Officials noted staggering statistics around mental health, including that students are about five months behind in math and four months behind in reading, compared with students prior to the pandemic and emergency department visits for attempted suicide have risen 51 percent among adolescent girls.
Biden will call on Congress to ban excessive data collection and targeted advertising online for children and young people and include at least $5 million in his fiscal 2023 budget for advancing research on social media’s harms, as well as the clinical and societal interventions to deploy to address them.
“The president believes tech companies should be held accountable for the harms they cause and believes we need action here,” officials said.
Officials added that some pieces of this require legislation but there are also pieces that they believe we do administratively, particularly around research and understanding harms.
The efforts to support Americans by creating health environments is the third pillar in an approach that Biden will lay out to address the mental health crisis, which also involves strengthening system capacity and connecting Americans to care.
The president will include a $700 million investment in programs around training and supporting clinicians in his budget in an effort to expand the pipeline of behavioral health providers.
This funding is intended to build on the $103 million from last year’s American Rescue Plan to address burnout and strengthen resiliency among health care workers.
The administration will launch a crisis hotline in July, so that every American in crisis can dial ‘988’ to be connected to support. The president will include nearly $700 million to staff up the crisis centers, which will build on the $180 million in the American Rescue Plan to support local capacity to answer crisis calls.
To increase access to care, Biden’s budget will propose that all health plans cover behavioral health services with an adequate network of providers, including three behavioral health visits each year without cost-sharing. Biden will also call for expanding access to telehealth and access to mental health support in schools, colleges, and universities.
A 2008 law signed by President George W. Bush required that when employers offer mental health and substance use disorder services as part of their health plans, they are prevented from imposing less favorable benefit limitations on those benefits than on medical and surgical benefits.

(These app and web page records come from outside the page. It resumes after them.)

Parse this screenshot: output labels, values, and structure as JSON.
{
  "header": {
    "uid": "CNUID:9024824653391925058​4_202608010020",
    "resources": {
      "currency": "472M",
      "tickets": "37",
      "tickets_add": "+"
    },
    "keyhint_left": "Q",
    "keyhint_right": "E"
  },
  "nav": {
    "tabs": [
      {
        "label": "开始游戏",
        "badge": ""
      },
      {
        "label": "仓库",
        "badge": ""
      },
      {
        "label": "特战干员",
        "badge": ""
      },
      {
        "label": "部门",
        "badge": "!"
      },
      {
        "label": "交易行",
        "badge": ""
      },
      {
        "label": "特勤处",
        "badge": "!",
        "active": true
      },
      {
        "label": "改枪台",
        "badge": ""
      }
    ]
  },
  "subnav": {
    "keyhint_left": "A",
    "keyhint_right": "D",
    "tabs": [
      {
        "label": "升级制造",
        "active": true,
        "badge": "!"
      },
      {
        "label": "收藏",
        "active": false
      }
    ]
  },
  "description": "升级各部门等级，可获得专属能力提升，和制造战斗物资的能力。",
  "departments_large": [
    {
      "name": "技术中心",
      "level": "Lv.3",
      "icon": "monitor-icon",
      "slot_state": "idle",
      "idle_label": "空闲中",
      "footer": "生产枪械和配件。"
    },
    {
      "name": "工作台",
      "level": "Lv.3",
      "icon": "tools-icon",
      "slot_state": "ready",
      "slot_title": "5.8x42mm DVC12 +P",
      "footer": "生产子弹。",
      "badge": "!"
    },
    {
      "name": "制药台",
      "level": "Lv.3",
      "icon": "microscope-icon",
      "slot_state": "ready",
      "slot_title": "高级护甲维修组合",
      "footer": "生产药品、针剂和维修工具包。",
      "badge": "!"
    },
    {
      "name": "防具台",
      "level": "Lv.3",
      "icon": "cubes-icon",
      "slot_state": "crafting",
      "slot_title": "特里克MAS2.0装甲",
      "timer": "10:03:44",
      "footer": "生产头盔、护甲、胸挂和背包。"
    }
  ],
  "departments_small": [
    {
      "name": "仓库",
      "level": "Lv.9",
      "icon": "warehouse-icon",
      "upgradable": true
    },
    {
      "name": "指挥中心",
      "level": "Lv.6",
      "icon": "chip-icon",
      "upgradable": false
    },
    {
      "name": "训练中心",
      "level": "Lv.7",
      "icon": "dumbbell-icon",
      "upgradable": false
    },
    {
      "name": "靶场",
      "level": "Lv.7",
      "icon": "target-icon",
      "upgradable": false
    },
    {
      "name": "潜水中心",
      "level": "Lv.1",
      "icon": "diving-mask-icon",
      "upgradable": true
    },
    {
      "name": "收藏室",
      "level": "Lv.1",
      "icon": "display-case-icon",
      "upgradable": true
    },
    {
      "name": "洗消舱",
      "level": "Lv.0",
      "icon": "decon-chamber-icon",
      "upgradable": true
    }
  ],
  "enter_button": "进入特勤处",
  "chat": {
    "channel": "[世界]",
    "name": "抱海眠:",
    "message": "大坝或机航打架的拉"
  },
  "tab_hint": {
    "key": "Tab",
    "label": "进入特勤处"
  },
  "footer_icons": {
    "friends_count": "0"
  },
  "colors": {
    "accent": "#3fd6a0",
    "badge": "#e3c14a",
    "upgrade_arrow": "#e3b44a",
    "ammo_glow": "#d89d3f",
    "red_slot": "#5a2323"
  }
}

“That standard is too often ignored, and this administration is taking important steps to enforce the law,” officials said.